Task statement:
Repeat back the entries that follow, keeping every word as it is.

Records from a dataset

>>>

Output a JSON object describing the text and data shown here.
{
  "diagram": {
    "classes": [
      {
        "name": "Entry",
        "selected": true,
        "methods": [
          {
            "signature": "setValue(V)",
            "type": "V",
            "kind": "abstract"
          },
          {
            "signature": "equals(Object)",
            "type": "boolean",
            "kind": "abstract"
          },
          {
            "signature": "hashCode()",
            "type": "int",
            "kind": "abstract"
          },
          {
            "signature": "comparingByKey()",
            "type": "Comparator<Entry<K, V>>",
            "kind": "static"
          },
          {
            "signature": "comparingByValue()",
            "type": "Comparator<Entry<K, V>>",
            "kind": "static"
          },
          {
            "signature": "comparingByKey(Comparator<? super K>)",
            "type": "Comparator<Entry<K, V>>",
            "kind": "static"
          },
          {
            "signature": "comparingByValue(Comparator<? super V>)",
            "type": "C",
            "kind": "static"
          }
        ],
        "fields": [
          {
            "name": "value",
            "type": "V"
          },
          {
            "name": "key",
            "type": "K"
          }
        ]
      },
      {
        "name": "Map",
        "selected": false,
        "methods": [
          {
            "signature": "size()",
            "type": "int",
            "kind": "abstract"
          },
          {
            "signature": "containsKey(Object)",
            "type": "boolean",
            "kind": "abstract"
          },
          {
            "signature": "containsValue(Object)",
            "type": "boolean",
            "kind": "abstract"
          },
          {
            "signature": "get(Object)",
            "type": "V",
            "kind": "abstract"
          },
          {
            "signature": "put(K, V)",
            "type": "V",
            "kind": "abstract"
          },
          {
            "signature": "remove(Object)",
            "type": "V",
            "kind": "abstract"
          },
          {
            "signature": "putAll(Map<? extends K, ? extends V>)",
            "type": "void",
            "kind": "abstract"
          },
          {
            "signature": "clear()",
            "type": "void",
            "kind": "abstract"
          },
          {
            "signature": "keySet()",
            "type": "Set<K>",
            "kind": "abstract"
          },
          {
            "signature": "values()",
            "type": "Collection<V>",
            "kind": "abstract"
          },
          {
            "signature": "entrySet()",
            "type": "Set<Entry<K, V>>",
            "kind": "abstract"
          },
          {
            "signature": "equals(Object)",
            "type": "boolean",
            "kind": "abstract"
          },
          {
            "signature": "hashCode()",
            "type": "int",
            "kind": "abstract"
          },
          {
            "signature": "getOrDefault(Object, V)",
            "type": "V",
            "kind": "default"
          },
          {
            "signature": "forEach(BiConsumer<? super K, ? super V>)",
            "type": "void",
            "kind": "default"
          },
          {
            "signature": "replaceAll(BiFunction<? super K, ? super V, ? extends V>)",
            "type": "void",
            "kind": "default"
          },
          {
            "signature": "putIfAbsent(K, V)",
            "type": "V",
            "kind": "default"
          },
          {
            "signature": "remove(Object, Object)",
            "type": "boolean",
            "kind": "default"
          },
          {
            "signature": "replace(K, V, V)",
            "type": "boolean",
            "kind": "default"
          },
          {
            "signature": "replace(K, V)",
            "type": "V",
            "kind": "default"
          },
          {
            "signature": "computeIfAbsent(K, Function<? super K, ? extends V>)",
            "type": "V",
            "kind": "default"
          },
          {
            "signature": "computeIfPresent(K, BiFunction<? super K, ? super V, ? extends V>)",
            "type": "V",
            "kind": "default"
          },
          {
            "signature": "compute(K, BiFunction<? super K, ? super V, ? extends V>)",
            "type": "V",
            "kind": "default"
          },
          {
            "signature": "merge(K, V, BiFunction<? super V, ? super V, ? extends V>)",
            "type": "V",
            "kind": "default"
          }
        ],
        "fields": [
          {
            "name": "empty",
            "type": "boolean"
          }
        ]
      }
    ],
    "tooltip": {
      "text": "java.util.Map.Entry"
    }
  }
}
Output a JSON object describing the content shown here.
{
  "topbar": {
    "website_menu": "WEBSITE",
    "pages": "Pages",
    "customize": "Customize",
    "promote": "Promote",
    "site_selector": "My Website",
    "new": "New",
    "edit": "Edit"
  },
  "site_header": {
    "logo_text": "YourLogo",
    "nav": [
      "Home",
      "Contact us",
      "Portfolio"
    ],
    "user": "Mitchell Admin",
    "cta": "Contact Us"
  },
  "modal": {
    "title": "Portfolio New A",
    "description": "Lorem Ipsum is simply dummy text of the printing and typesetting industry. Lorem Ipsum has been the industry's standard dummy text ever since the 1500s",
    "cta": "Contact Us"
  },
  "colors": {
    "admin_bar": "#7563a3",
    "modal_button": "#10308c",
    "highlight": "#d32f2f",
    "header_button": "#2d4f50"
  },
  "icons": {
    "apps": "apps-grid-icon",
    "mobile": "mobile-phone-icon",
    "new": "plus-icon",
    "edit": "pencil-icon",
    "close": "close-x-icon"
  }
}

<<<

Response area:
Output a JSON object describing the text and data shown here.
{
  "diagram": {
    "classes": [
      {
        "name": "Entry",
        "selected": true,
        "methods": [
          {
            "signature": "setValue(V)",
            "type": "V",
            "kind": "abstract"
          },
          {
            "signature": "equals(Object)",
            "type": "boolean",
            "kind": "abstract"
          },
          {
            "signature": "hashCode()",
            "type": "int",
            "kind": "abstract"
          },
          {
            "signature": "comparingByKey()",
            "type": "Comparator<Entry<K, V>>",
            "kind": "static"
          },
          {
            "signature": "comparingByValue()",
            "type": "Comparator<Entry<K, V>>",
            "kind": "static"
          },
          {
            "signature": "comparingByKey(Comparator<? super K>)",
            "type": "Comparator<Entry<K, V>>",
            "kind": "static"
          },
          {
            "signature": "comparingByValue(Comparator<? super V>)",
            "type": "C",
            "kind": "static"
          }
        ],
        "fields": [
          {
            "name": "value",
            "type": "V"
          },
          {
            "name": "key",
            "type": "K"
          }
        ]
      },
      {
        "name": "Map",
        "selected": false,
        "methods": [
          {
            "signature": "size()",
            "type": "int",
            "kind": "abstract"
          },
          {
            "signature": "containsKey(Object)",
            "type": "boolean",
            "kind": "abstract"
          },
          {
            "signature": "containsValue(Object)",
            "type": "boolean",
            "kind": "abstract"
          },
          {
            "signature": "get(Object)",
            "type": "V",
            "kind": "abstract"
          },
          {
            "signature": "put(K, V)",
            "type": "V",
            "kind": "abstract"
          },
          {
            "signature": "remove(Object)",
            "type": "V",
            "kind": "abstract"
          },
          {
            "signature": "putAll(Map<? extends K, ? extends V>)",
            "type": "void",
            "kind": "abstract"
          },
          {
            "signature": "clear()",
            "type": "void",
            "kind": "abstract"
          },
          {
            "signature": "keySet()",
            "type": "Set<K>",
            "kind": "abstract"
          },
          {
            "signature": "values()",
            "type": "Collection<V>",
            "kind": "abstract"
          },
          {
            "signature": "entrySet()",
            "type": "Set<Entry<K, V>>",
            "kind": "abstract"
          },
          {
            "signature": "equals(Object)",
            "type": "boolean",
            "kind": "abstract"
          },
          {
            "signature": "hashCode()",
            "type": "int",
            "kind": "abstract"
          },
          {
            "signature": "getOrDefault(Object, V)",
            "type": "V",
            "kind": "default"
          },
          {
            "signature": "forEach(BiConsumer<? super K, ? super V>)",
            "type": "void",
            "kind": "default"
          },
          {
            "signature": "replaceAll(BiFunction<? super K, ? super V, ? extends V>)",
            "type": "void",
            "kind": "default"
          },
          {
            "signature": "putIfAbsent(K, V)",
            "type": "V",
            "kind": "default"
          },
          {
            "signature": "remove(Object, Object)",
            "type": "boolean",
            "kind": "default"
          },
          {
            "signature": "replace(K, V, V)",
            "type": "boolean",
            "kind": "default"
          },
          {
            "signature": "replace(K, V)",
            "type": "V",
            "kind": "default"
          },
          {
            "signature": "computeIfAbsent(K, Function<? super K, ? extends V>)",
            "type": "V",
            "kind": "default"
          },
          {
            "signature": "computeIfPresent(K, BiFunction<? super K, ? super V, ? extends V>)",
            "type": "V",
            "kind": "default"
          },
          {
            "signature": "compute(K, BiFunction<? super K, ? super V, ? extends V>)",
            "type": "V",
            "kind": "default"
          },
          {
            "signature": "merge(K, V, BiFunction<? super V, ? super V, ? extends V>)",
            "type": "V",
            "kind": "default"
          }
        ],
        "fields": [
          {
            "name": "empty",
            "type": "boolean"
          }
        ]
      }
    ],
    "tooltip": {
      "text": "java.util.Map.Entry"
    }
  }
}
Output a JSON object describing the content shown here.
{
  "topbar": {
    "website_menu": "WEBSITE",
    "pages": "Pages",
    "customize": "Customize",
    "promote": "Promote",
    "site_selector": "My Website",
    "new": "New",
    "edit": "Edit"
  },
  "site_header": {
    "logo_text": "YourLogo",
    "nav": [
      "Home",
      "Contact us",
      "Portfolio"
    ],
    "user": "Mitchell Admin",
    "cta": "Contact Us"
  },
  "modal": {
    "title": "Portfolio New A",
    "description": "Lorem Ipsum is simply dummy text of the printing and typesetting industry. Lorem Ipsum has been the industry's standard dummy text ever since the 1500s",
    "cta": "Contact Us"
  },
  "colors": {
    "admin_bar": "#7563a3",
    "modal_button": "#10308c",
    "highlight": "#d32f2f",
    "header_button": "#2d4f50"
  },
  "icons": {
    "apps": "apps-grid-icon",
    "mobile": "mobile-phone-icon",
    "new": "plus-icon",
    "edit": "pencil-icon",
    "close": "close-x-icon"
  }
}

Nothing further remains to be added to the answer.